Exercise directions: Every record that follows should be copied exactly. No picture belongs in the copy.
-------- Task material
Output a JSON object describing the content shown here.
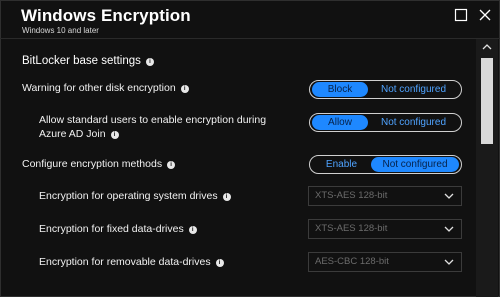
{
  "window": {
    "title": "Windows Encryption",
    "subtitle": "Windows 10 and later",
    "maximize_icon": "maximize-icon",
    "close_icon": "close-icon"
  },
  "section": {
    "title": "BitLocker base settings",
    "info_icon": "info-icon"
  },
  "settings": [
    {
      "label": "Warning for other disk encryption",
      "options": [
        "Block",
        "Not configured"
      ],
      "selected": "Block"
    },
    {
      "label": "Allow standard users to enable encryption during Azure AD Join",
      "options": [
        "Allow",
        "Not configured"
      ],
      "selected": "Allow"
    },
    {
      "label": "Configure encryption methods",
      "options": [
        "Enable",
        "Not configured"
      ],
      "selected": "Not configured"
    }
  ],
  "encryption_methods": [
    {
      "label": "Encryption for operating system drives",
      "value": "XTS-AES 128-bit"
    },
    {
      "label": "Encryption for fixed data-drives",
      "value": "XTS-AES 128-bit"
    },
    {
      "label": "Encryption for removable data-drives",
      "value": "AES-CBC 128-bit"
    }
  ],
  "colors": {
    "accent": "#1e88ff",
    "accent_text": "#4fa3ff",
    "background": "#111111",
    "disabled_text": "#6b6b6b"
  }
}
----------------
Output:
Output a JSON object describing the content shown here.
{
  "window": {
    "title": "Windows Encryption",
    "subtitle": "Windows 10 and later",
    "maximize_icon": "maximize-icon",
    "close_icon": "close-icon"
  },
  "section": {
    "title": "BitLocker base settings",
    "info_icon": "info-icon"
  },
  "settings": [
    {
      "label": "Warning for other disk encryption",
      "options": [
        "Block",
        "Not configured"
      ],
      "selected": "Block"
    },
    {
      "label": "Allow standard users to enable encryption during Azure AD Join",
      "options": [
        "Allow",
        "Not configured"
      ],
      "selected": "Allow"
    },
    {
      "label": "Configure encryption methods",
      "options": [
        "Enable",
        "Not configured"
      ],
      "selected": "Not configured"
    }
  ],
  "encryption_methods": [
    {
      "label": "Encryption for operating system drives",
      "value": "XTS-AES 128-bit"
    },
    {
      "label": "Encryption for fixed data-drives",
      "value": "XTS-AES 128-bit"
    },
    {
      "label": "Encryption for removable data-drives",
      "value": "AES-CBC 128-bit"
    }
  ],
  "colors": {
    "accent": "#1e88ff",
    "accent_text": "#4fa3ff",
    "background": "#111111",
    "disabled_text": "#6b6b6b"
  }
}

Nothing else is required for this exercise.